Caravelle restoration work has started
Lauantai 1.10.2022 - Tero Hyvärinen
The restoration work on the Caravelle has started and the volunteers have agreed to work on Tuesdays, Thursdays and Sundays. The aircraft is in the Pansio harbour area, in a large former shipyard hall and there is plenty of space for working. The atmosphere causes a flashback from the 1970s, only the angry foreman and a ruddy shop steward are missing! The hall is about 7 kilometres from Turku centre. The area is guarded and behind a gate, so unauthorized curiosity is prevented, to some extent at least.

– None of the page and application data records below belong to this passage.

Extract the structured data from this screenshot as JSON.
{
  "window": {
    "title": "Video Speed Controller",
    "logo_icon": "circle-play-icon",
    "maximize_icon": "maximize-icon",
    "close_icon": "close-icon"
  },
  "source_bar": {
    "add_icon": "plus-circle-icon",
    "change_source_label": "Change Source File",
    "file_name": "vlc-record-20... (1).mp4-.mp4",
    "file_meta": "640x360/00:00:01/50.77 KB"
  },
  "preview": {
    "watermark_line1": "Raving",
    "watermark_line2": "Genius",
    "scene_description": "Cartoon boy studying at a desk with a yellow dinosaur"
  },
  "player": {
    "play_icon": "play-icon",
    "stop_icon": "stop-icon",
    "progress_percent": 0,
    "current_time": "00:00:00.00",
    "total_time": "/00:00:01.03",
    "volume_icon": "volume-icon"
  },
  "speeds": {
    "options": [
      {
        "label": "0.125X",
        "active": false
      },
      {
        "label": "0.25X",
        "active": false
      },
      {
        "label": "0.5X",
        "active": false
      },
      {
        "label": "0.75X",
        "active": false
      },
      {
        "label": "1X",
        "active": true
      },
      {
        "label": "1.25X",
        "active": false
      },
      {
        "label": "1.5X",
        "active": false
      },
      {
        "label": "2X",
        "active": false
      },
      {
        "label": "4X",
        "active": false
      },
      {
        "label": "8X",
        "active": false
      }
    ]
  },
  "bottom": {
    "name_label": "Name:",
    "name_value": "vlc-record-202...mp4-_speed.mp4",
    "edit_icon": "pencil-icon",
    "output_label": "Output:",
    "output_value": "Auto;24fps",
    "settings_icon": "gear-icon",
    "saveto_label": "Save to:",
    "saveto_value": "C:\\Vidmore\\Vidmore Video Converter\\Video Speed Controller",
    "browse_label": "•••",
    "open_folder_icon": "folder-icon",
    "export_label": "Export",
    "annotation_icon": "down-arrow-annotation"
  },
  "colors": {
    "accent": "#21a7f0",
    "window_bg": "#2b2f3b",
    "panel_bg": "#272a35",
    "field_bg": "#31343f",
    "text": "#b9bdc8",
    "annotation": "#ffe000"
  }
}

At this point different kinds of organizing has been necessary and time consuming. Tools and supplies are gradually being acquired and borrowed. The volunteers have also used their own tools. Tenders for cleaning the outer surface of fuselage have been asked from power washing companies and they have visited the site to estimate the situation.
We are sharing the hall with pigeons, which is somewhat annoying. They seem to have their favourite places among the roof trusses and the equipment underneath must be protected from their droppings. Bird nest housing areas have been found inside the Caravelle’s wings and stabilizers, obviously built during the years at Arlanda.
The existing white layer of paint is very uneven in some areas, and at the moment it also seems that the paint is very hard. There has been some discussion whether the aluminium surfaces will be polished or painted. The amount of work is still difficult to estimate.
Working safety issues are important here, as they are in a paid job. Aviation Museum Society Finland has bought various safety equipment and given instructions on their use. A helmet, safety footwear and protective glasses must be worn in all tasks. When working in high places, harnesses and safety ropes must be used. Those who don’t have a valid working safety card will participate in a working safety course.
Usually there are 5-10 volunteers working on the agreed days. There are former Caravelle mechanics in the team, so up to now real show-stopper problems have not occurred.
Ismo Matinlauri is supervising the work and managing the project in Turku. I, Tero Hyvärinen, have promised to take care of photographing and writing blogs. I aim to document the restoration work for future needs and to take also different kinds of snapshots of the working team to be published and for the team’s own purposes.
An observation of life philosophy: A get-to-know-each-other game is not the best way to learn to know people, working together is.
Photos: Tero Hyvärinen
Translation: Erja Reinikainen.